↓
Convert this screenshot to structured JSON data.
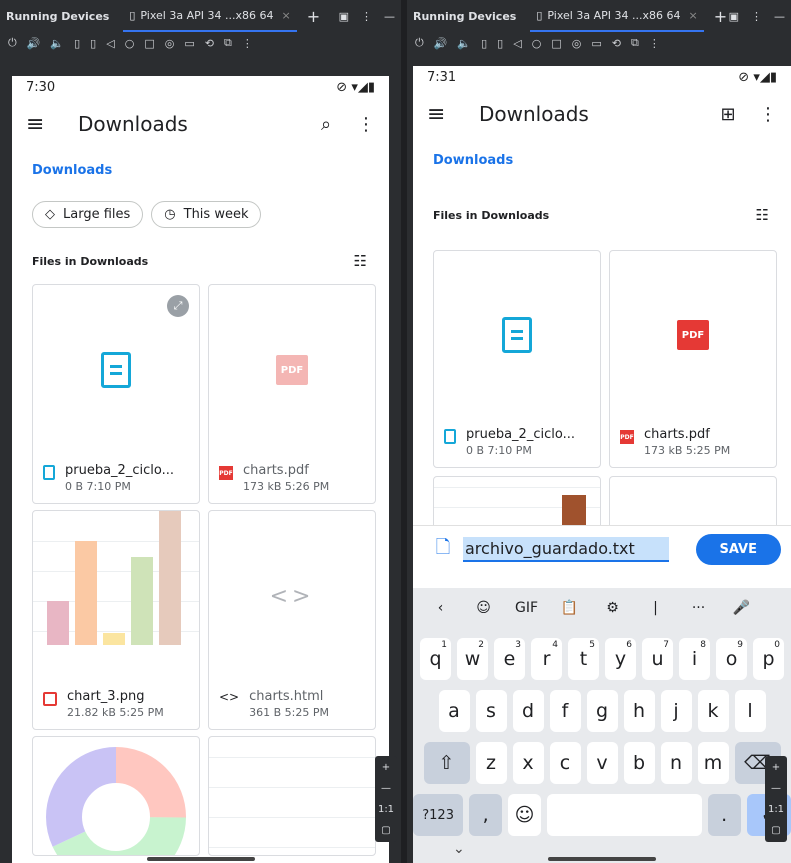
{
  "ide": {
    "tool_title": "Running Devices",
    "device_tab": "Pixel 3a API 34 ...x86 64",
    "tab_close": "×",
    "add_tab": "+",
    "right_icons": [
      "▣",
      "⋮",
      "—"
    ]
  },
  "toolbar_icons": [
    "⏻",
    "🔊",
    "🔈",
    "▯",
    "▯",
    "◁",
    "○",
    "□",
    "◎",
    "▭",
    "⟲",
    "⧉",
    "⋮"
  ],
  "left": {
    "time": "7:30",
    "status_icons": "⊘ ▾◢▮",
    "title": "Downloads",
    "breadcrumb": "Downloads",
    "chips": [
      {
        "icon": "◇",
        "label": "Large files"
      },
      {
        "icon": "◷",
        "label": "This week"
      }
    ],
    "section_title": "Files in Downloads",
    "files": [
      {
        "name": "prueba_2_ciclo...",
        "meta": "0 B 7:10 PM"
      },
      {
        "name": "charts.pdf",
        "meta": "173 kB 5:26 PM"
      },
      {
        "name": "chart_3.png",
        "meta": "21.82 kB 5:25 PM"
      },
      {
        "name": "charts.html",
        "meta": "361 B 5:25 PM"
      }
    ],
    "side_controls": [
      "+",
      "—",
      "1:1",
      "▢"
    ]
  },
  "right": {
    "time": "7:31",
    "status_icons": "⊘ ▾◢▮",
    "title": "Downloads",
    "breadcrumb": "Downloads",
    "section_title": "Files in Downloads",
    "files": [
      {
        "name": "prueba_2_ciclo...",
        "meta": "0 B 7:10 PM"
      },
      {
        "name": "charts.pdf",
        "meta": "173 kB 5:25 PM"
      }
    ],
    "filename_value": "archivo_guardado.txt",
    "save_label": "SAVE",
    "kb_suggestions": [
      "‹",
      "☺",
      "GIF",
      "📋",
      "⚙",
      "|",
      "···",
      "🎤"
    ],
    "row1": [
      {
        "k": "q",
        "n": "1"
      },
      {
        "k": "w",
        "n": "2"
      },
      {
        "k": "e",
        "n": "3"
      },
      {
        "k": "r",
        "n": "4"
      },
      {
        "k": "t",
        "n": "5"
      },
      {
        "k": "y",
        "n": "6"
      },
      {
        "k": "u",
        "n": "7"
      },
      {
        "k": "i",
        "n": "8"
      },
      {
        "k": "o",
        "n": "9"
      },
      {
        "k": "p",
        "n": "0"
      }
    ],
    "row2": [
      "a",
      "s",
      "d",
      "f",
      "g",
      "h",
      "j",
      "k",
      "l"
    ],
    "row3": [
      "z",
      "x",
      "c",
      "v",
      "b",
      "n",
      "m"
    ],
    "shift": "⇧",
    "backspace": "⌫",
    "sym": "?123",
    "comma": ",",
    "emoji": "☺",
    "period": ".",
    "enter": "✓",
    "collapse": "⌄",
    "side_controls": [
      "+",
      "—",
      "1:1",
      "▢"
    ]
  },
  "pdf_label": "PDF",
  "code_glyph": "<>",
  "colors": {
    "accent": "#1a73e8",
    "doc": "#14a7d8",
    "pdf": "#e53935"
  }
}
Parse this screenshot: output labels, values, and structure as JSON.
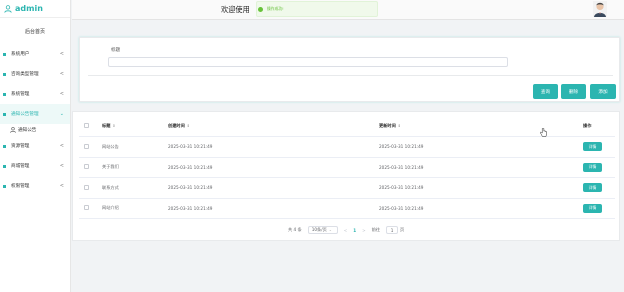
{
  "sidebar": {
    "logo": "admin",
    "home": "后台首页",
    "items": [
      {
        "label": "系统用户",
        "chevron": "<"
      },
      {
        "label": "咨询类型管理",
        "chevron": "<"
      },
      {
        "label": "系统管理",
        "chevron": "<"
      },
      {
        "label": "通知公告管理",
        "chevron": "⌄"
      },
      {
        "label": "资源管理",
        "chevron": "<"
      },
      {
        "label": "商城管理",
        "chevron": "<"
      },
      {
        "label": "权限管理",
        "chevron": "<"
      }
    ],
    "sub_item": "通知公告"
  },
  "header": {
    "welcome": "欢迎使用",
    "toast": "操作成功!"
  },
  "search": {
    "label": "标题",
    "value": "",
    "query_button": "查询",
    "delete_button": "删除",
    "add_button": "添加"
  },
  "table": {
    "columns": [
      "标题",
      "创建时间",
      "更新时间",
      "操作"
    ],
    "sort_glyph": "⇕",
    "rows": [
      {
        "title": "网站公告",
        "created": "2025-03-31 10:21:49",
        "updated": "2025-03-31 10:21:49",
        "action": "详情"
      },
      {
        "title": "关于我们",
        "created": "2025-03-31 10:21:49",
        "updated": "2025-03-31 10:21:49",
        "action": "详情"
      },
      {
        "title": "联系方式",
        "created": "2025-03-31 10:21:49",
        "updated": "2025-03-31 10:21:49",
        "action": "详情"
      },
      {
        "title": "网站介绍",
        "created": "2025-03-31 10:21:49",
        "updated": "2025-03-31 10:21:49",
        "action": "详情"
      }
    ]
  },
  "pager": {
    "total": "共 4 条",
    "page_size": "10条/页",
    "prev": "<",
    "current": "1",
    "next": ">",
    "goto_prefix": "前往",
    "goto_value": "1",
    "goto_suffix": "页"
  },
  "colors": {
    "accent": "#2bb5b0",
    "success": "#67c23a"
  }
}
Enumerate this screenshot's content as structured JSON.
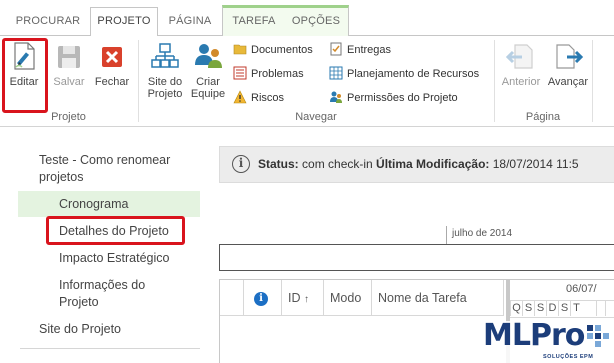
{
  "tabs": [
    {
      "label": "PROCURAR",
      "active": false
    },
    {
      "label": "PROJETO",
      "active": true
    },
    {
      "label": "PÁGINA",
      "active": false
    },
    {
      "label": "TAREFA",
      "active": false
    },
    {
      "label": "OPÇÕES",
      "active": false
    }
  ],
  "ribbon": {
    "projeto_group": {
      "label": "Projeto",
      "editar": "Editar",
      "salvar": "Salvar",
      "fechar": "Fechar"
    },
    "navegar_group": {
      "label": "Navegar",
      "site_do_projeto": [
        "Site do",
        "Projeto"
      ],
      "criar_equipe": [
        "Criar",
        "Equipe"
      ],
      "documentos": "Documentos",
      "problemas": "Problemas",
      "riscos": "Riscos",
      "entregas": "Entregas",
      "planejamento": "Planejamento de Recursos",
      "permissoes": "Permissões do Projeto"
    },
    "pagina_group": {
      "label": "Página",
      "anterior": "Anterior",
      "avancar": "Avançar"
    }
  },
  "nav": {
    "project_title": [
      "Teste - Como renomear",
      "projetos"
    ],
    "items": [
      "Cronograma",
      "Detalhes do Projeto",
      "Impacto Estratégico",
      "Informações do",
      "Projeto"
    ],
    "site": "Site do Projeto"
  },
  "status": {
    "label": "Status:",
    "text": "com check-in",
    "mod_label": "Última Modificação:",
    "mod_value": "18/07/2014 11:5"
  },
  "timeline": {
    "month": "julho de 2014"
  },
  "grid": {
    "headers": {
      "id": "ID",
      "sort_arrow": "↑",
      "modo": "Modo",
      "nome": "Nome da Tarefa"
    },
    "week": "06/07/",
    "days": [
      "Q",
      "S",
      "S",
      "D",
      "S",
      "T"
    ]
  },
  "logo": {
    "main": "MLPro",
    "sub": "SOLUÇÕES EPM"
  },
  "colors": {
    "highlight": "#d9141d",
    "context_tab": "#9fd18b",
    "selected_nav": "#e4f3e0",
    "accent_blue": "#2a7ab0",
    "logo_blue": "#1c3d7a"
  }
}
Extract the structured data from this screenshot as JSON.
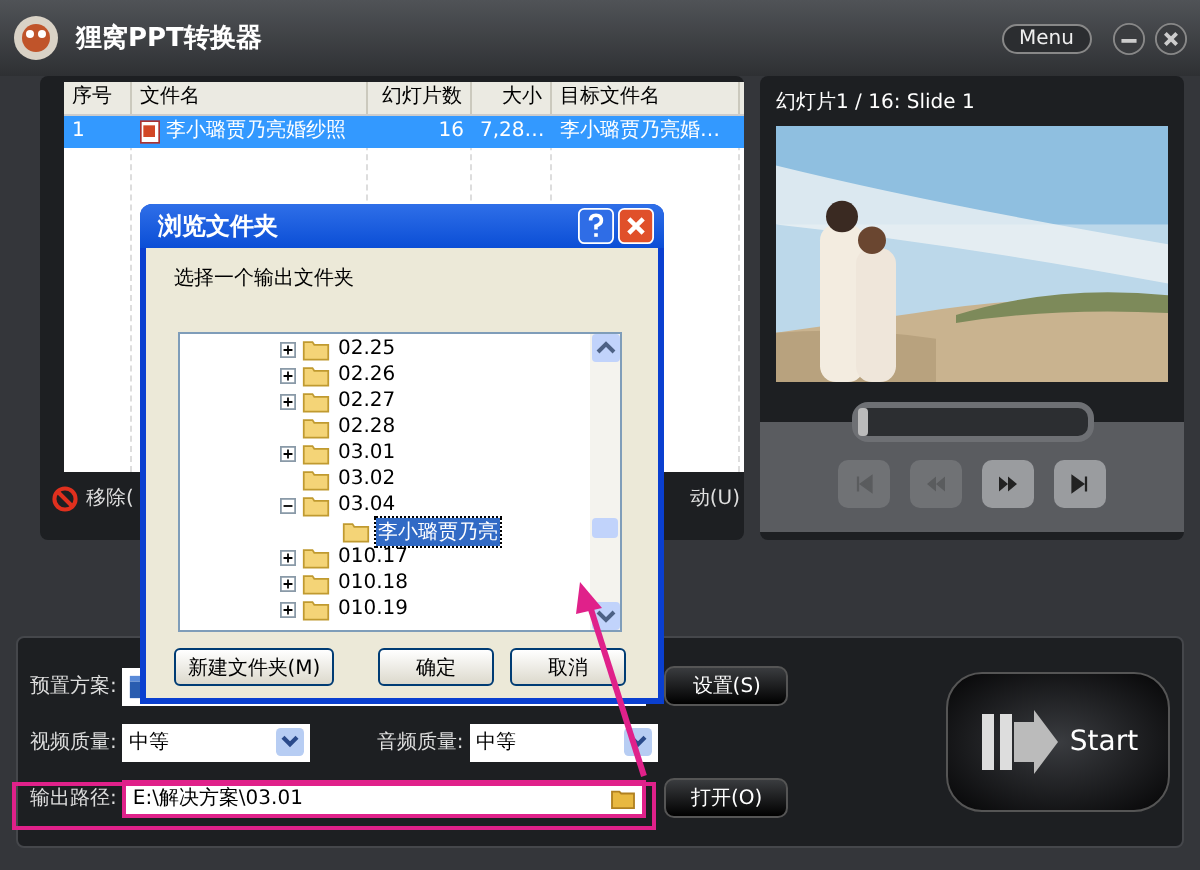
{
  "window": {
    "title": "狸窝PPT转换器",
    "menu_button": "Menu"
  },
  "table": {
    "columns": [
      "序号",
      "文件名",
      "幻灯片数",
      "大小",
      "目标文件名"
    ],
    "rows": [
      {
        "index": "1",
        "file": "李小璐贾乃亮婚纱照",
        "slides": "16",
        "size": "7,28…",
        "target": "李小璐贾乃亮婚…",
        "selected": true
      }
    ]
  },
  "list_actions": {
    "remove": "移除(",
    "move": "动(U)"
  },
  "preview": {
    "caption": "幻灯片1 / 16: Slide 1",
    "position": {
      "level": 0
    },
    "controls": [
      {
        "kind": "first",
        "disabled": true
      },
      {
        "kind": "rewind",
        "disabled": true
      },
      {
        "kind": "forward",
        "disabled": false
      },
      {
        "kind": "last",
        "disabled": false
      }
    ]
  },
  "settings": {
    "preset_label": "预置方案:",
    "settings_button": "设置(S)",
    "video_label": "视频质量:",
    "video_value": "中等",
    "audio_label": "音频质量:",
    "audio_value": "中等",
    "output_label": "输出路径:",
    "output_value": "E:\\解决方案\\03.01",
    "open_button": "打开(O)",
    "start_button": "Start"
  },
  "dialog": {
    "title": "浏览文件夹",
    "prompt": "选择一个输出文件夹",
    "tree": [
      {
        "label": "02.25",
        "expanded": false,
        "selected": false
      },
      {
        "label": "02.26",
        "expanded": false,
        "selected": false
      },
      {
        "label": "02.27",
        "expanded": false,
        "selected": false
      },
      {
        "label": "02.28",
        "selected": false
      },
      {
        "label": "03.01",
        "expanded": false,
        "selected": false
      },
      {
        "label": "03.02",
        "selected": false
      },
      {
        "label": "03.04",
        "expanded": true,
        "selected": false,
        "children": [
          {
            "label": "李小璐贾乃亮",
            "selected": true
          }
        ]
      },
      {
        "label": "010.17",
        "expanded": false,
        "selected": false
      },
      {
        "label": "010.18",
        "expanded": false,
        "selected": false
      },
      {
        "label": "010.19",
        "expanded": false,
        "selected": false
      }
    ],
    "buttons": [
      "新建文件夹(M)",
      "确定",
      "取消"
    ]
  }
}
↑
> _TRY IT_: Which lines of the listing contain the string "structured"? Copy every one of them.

> _COMPLETED TASK_:
Convert this screenshot to structured JSON data.
Enumerate this screenshot's content as structured JSON.
Extract the structured data from this screenshot as JSON.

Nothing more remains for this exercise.